"What the piles are made of is not known with certainty, but it is clear that the outer coating is of sulphur, and this seals in the cells and the electrolyte," AJ Croft, a former researcher at the Clarendon Laboratory, wrote in a 1984 paper describing the bell in the European Journal of Physics. "Piles similar to this were made by Zamboni, whose batteries were constituted of about 2,000 pairs of discs of tin foil glued to paper impregnated with zinc sulphate and coated on the other side with manganese dioxide."
The bell didn't necessarily start as an experiment. It was manufactured by London instrument makers Watkin and Hill, and has a handwritten note that says "set up in 1840" displayed alongside it. It was eventually purchased by a researcher, who continued to allow it to ring (Oxford University suggests there's evidence that it may have actually been set up as early as 1825). The Guinness Book of World Records has named its power source the "world's most durable battery."

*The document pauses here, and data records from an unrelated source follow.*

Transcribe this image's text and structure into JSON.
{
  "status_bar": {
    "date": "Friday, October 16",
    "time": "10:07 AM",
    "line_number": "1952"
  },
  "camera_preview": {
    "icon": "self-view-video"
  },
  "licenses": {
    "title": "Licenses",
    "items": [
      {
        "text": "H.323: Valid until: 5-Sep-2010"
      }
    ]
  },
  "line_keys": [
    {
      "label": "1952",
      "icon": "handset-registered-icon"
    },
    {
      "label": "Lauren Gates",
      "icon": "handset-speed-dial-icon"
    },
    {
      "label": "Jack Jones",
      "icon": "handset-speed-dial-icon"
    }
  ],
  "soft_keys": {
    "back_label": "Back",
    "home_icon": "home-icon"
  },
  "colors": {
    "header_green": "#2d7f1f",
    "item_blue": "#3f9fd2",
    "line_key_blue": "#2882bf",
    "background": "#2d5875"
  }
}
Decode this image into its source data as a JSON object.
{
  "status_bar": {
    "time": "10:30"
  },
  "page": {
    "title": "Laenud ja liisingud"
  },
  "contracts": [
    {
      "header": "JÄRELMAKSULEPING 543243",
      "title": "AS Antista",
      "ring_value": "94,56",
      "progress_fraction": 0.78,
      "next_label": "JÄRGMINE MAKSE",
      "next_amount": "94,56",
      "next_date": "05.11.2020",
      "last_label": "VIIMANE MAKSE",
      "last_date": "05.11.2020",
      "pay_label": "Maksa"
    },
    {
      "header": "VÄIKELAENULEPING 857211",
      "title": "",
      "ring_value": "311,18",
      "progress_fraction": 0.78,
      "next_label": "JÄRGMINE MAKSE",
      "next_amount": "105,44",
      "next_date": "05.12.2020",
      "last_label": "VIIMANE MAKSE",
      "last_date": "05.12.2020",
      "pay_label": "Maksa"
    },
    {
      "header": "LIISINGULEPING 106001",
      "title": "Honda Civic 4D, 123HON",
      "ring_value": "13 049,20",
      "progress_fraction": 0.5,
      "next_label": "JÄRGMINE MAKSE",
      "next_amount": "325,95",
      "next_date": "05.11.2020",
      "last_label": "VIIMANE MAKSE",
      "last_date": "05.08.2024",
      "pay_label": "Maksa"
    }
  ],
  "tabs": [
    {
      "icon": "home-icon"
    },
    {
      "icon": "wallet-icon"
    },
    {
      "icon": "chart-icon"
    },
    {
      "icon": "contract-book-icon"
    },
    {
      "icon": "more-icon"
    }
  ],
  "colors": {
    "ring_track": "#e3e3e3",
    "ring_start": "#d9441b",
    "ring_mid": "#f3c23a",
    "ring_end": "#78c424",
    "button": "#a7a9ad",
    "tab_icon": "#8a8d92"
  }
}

You'd think it'd be annoying as hell for a bell to be going off, constantly, for 175 years—but the voltage left in the battery is so low that the human ear can't actually hear the ringing. Instead, the clapper oscillates back and forth between the bell constantly, which you can see happening in this video. At this point, the experiment is more of a curiosity than anything—Croft says that the battery pulls 1 nanoAmp each time it oscillates between the bell's sides, which is an exceedingly low amount of current.
In other words, at this point, we're probably not going to build a better battery thanks to this experiment.
The bell hasn't always been merely a curiosity: In World War II, infrared telescopes were powered using similar dry pile batteries, because a portable, low-current electricity source was necessary. Croft wrote that an Oxford physicist, inspired by the bell, looked up a recipe for a similar battery from the era to power the telescopes.
So, the bell rings and rings and rings—no one is sure when it's going to stop. In fact, Croft theorizes that "the clapper seems more likely to wear out than the electro-chemical energy." At that point, we might finally learn what's been powering the thing.